‘LaPolitics’: Open House seats get attention; former Vitter staffer opens Baton Rouge consulting firm
As the House and Senate inch toward the end their legislative year, there’s one new lawmaker still feeling his way around and two seats that will soon be vacant.
Rep. Edmond Jordan, D-Brusly, who represents portions of East Baton Rouge Parish, was officially sworn into office last week and is now taking votes on behalf of his constituents. Jordan, who is replacing the late Rep. Ronnie Edwards, has not yet been notified of his committee assignments, but he has joined the Capital Region Legislative Caucus, the Democratic Caucus and the Louisiana Legislative Black Caucus.

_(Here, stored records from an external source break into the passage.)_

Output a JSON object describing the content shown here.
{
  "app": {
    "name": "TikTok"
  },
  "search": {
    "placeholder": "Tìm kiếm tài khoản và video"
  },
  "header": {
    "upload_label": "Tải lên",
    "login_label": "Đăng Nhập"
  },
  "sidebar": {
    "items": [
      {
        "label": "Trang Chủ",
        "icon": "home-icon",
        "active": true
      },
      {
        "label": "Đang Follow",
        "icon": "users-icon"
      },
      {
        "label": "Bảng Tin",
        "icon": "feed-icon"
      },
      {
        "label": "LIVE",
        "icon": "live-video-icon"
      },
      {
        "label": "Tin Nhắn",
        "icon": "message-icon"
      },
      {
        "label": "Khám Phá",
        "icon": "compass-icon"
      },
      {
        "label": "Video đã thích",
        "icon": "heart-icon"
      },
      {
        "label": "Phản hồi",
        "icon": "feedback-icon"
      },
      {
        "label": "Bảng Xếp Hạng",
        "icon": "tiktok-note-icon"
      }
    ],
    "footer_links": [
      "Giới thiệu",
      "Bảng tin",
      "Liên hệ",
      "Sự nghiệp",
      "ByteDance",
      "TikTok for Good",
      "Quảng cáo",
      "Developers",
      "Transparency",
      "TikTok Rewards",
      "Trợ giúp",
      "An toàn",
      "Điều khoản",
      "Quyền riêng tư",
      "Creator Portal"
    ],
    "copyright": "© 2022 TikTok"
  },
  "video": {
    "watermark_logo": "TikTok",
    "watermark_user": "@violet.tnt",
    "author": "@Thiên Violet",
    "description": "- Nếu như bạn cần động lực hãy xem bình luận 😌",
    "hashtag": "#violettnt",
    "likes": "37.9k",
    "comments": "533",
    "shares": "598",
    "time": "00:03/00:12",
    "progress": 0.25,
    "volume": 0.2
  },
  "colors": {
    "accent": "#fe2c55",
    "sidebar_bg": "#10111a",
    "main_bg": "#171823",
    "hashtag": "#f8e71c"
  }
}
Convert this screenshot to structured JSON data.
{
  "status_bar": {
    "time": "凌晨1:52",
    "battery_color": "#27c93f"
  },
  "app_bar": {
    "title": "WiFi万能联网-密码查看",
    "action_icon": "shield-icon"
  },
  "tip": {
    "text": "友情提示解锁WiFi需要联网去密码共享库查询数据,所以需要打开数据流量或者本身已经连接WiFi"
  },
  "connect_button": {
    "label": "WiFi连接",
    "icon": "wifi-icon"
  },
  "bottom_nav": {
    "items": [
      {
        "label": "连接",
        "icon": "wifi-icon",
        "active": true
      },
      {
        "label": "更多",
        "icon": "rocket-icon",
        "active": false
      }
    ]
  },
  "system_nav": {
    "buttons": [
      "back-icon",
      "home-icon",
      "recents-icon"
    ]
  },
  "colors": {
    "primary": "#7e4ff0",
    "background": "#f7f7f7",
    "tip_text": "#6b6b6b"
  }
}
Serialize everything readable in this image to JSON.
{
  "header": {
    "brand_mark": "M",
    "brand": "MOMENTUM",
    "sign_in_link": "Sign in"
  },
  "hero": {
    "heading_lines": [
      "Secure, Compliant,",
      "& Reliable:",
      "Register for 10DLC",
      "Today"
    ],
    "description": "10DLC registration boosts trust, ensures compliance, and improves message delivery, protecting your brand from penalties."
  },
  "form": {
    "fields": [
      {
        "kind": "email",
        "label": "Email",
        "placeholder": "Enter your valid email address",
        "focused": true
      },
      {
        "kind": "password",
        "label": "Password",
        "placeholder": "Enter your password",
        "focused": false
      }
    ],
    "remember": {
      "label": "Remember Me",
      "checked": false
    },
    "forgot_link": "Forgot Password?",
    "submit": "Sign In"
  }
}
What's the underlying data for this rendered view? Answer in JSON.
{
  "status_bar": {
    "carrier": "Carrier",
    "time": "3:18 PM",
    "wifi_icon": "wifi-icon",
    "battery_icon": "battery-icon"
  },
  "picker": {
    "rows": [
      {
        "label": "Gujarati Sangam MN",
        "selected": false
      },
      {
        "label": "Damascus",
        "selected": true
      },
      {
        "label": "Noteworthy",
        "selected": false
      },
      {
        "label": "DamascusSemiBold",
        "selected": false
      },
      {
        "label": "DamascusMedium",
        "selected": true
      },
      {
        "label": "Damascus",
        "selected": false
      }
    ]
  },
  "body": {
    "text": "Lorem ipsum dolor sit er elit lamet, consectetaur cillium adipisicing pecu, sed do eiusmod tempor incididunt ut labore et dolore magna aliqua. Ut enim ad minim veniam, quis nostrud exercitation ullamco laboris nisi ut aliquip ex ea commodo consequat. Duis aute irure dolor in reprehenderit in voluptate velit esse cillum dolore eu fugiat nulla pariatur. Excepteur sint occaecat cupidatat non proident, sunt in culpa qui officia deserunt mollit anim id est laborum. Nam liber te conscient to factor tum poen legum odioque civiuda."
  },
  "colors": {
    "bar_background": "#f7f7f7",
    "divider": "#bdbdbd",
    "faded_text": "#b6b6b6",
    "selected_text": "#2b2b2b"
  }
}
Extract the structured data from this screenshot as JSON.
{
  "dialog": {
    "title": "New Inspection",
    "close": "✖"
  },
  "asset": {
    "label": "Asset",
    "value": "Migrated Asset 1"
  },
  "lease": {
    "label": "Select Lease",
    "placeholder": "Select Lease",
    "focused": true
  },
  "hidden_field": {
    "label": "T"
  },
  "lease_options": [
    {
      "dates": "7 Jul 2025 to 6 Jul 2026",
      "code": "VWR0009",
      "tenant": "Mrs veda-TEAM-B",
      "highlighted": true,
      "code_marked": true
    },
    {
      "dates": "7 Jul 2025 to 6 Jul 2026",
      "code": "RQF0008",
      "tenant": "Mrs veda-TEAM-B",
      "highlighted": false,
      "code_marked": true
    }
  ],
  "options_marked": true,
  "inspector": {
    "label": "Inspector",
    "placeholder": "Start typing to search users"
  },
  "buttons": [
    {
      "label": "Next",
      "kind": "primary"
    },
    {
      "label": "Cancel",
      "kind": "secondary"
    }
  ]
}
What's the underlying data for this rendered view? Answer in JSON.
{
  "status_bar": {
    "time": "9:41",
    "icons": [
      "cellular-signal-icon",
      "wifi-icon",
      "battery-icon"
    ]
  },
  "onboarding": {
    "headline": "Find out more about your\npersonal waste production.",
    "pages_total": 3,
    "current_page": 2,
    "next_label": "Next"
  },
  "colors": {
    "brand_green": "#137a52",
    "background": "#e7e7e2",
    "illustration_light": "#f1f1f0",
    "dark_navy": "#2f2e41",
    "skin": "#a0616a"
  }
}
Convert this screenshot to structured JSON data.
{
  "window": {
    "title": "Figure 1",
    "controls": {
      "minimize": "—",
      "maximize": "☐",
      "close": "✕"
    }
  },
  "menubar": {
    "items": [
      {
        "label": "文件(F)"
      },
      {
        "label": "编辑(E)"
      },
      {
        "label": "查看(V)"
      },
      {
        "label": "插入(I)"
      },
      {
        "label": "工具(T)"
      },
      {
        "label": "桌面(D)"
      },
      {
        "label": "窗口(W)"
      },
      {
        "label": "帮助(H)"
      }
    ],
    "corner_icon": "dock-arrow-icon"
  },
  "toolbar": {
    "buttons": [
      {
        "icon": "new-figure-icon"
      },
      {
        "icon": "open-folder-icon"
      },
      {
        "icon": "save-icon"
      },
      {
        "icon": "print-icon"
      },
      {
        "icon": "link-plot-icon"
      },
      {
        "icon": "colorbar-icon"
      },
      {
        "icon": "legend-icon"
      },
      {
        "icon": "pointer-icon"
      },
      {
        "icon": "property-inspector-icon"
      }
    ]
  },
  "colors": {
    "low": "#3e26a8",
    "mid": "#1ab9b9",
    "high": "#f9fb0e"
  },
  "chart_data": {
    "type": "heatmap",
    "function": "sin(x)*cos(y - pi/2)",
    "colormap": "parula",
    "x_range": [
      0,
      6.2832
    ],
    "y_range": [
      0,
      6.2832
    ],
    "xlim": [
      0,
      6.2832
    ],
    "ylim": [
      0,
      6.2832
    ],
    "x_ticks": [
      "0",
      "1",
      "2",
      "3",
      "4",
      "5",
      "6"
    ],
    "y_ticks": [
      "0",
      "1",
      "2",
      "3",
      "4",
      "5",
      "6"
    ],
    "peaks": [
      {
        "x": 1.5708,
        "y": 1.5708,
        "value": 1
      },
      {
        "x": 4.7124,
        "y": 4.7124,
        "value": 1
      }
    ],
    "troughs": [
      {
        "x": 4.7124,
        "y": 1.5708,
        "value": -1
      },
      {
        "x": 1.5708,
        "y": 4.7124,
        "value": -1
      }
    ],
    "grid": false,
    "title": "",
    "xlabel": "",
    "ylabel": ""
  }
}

Elsewhere there are now at least three potential candidates either looking at or being encouraged to run in the soon-to-be-open House District 85, which is being vacated by Rep. Bryan Adams, R-Gretna. Thrown into the mix so far are two attorneys—Jefferson Parish School Board Member Mark Morgan, a Republican, and Gretna City Councilman Joe Marino, who is said to have district-level support ready to go. There’s also Stephen Leonard, a Republican real estate agent who lost to Adams in a previous House race.
In the neighboring House District 80 in Jefferson Parish, where Rep. Joe Lopinto, R-Metairie, is stepping down, University of New Orleans professor Polly Thomas has been seen working the Capitol in recent weeks.
No other names have surfaced. It may have helped that Thomas dropped out of a legislative race last fall to endorse her opponent, Sen. Conrad Appel, R-Metairie. In a brief interview, Appel said he has already endorsed Thomas for the House District 80 seat.
—Kyle Ruckert, former chief of staff and campaign manager for U.S. Sen. David Vitter, has set up shop in Baton Rouge. He has launched BOLD Strategies for his political consulting and lobbying work. Ruckert is currently working on campaign efforts for Congressman Garret Graves and an organization that is advocating for the policies being pushed by Attorney General Jeff Landry. His client list also includes Morris & Dickson, the American Chemistry Council, Gulf Coast Bank and a new coalition of Louisiana road contractors. In addition to working the State Capitol, Ruckert says he’ll still keep one foot in D.C. to lobby for clients there.
They said it: “I’m a recovering politician. I’ve got the shakes right now.” —Former Speaker Hunt Downer, addressing the House this week